It looks like you're using an Ad Blocker.
Please white-list or disable AboveTopSecret.com in your ad-blocking tool.
Some features of ATS will be disabled while you continue to use an ad-blocker.
Some people in one state may soon have to undergo and pass drug tests before being granted unemployment benefits or welfare.
Georgia state lawmaker, Republican Michael Hardin, is sponsoring the bill that requires random drug tests for anyone getting such benefits.
Hardin says the bill is an idea whose time has come for weary taxpayers. Hardin says, "They want to know without a doubt that their tax dollars are not going to support illegal drug activity."
Harden says the drug test would cost no more than $25.00 and be paid by the person being tested. The state would cut off anyone who refuses the test or fails.
Other backers of the legislation say they want to make sure those on the unemployment line have the ability to go back to work and they say one of the things that's preventing them from having that opportunity is the fact they can't get past the drug test.

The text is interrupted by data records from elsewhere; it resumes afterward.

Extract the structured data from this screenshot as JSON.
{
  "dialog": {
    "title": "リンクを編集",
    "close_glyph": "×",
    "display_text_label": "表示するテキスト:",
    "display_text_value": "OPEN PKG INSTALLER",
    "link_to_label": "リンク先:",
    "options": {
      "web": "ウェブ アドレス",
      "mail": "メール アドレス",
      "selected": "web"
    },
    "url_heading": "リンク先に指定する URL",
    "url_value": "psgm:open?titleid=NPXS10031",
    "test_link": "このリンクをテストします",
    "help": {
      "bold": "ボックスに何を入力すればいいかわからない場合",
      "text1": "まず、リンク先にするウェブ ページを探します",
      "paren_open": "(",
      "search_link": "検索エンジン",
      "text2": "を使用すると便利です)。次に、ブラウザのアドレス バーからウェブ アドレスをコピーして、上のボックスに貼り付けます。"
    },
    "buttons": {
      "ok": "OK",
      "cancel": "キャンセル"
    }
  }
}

What Hardin is proposing is nothing new. The Congressional overhaul of welfare in the 1990s allowed states to implement drug testing as a condition of receiving help. Indiana, Massachusetts, Minnesota, New Jersey, Wisconsin and Virginia tie eligibility for some public assistance to drug testing for convicted felons or parolees. A Michigan proposal for random testing was struck down by a federal court on grounds it violated the 4th Amendment's protections against unreasonable search and seizure
BOISE, Idaho (AP) - The House voted 55-11 to ask the Idaho Department of Health and Welfare to study the cost of randomly testing recipients of public assistance for illegal drugs.
Numerous other states have at least considered measures to require testing of welfare recipients.
In Idaho, Health and Welfare must report its findings before the 2011 session - including whether the state could save money by terminating benefits to users.
Rep. Rich Wills, a Glenns Ferry Republican, sponsored the bill in response to concerns from some constituents who fear people getting benefits could be doing drugs, too.